Foley told them if he were elected there would be no new attempts at gun control. “I promise … any further attempts at restrictions will stop at the governor’s office.”
Regarding the General Assembly overhwhelming approval of new gun control laws last year, Foley said, “had I been governor, the outcome would’ve been different.” He added, however, “any chance of repeal is remote.”
Before he spoke, Foley sat with Martha Dean, who ran for attorney general in 2010 and who is a gun rights advocate.
The CCDL has grown to over 10,000 members over the last year. Foley’s remarks drew a large crowd:
The Danbury News-Times reports that Gregory Beck, who posted on Facebook that distributing ammunition to his friends might be an appropriate act of kindness on the anniversary of the Sandy Hook school shootings, has resigned.
The U.S. Department of Education Monday announced that it has awarded $1.9 million to Newtown to “support the school district as it strives to restore a safe and healthy environment for teaching and learning in its schools.”
The award, on top of a previous grant of $1.3 million, comes under a program that provides assistance to schools that have experienced a substantial traumatic event.
“We will do whatever we can to continue assisting and supporting the healing and recovery of Newtown,” U.S. Secretary of Education Arne Duncan said. “This additional grant will help students, teachers, families, school district and community move forward after such an unimaginable tragedy.”
The department said the money will go toward services for siblings of Newtown victims and for others suffering post-traumatic grief since the Dec. 14, 2012 school attacks.
A gun-owner says he’s had enough of his former home state. Mark Keyser writes that he left Connecticut for New Hampshire:
… I thought to myself as I passed through the shadow of the State House in Hartford just how it was that I — a person who’d never knowingly broken a law — would, if I failed to register my magazines, be deemed to be a criminal.
What Mr. Keyser didn’t like — owners of assault rifles submit required paperwork last week
At the State Police headquarters in Middletown on Friday, there have been long lines all day as owners of an assault weapon must provide proof that it was purchased before a new state law took effect in April.
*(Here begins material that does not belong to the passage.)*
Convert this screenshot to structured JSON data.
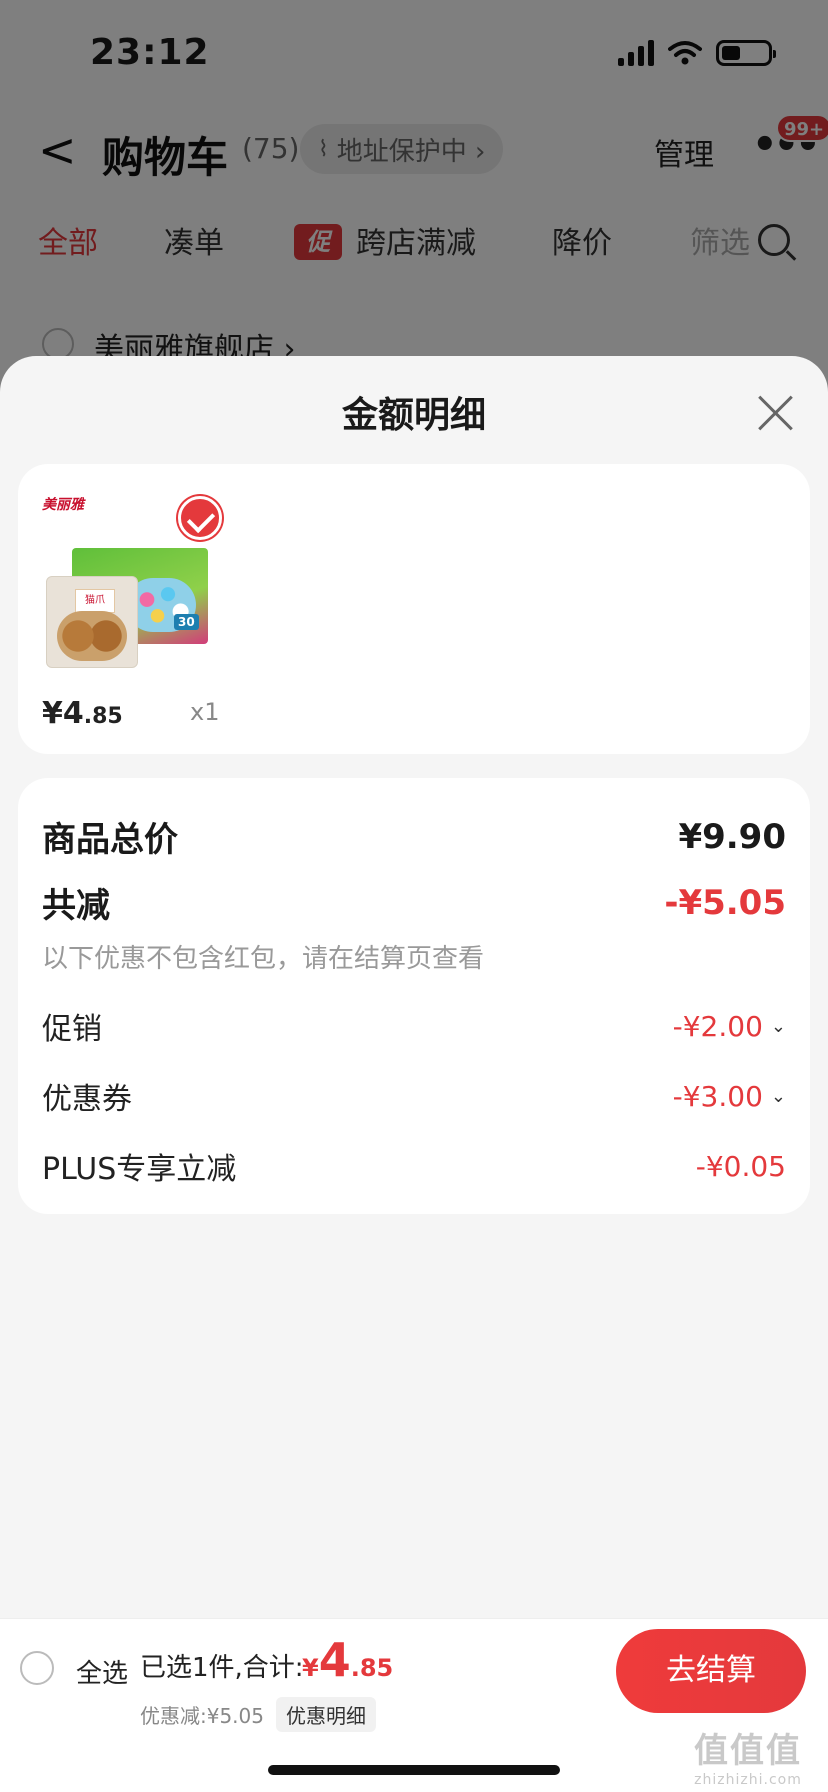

Robert Skeffington of Bethany waits at police headquarters talks with Daniela Altimari:
Here’s another gun owner, Bob Hauserman, of Glastonbury:
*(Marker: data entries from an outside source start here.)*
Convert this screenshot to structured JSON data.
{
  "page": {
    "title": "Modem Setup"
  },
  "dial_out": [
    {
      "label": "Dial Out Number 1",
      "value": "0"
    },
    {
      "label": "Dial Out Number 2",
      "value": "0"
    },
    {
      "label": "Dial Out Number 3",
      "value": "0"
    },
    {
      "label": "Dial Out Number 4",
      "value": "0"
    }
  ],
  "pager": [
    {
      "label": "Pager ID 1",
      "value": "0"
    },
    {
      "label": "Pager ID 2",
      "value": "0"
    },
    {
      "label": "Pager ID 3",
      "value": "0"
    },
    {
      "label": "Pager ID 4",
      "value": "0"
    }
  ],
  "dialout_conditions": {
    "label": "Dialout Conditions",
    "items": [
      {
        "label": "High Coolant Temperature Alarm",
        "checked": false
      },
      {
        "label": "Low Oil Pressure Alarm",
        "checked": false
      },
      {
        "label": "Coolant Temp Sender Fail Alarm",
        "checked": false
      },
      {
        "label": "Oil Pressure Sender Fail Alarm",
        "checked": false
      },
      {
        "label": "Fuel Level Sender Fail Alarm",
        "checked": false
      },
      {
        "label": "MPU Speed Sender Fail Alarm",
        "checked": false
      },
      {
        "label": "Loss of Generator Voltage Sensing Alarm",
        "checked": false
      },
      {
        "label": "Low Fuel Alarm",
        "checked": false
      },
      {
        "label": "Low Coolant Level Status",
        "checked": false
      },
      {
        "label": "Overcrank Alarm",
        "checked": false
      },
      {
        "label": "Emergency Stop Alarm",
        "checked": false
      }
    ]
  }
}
Andre Johnson, of New Haven, says the new laws won’t make a difference: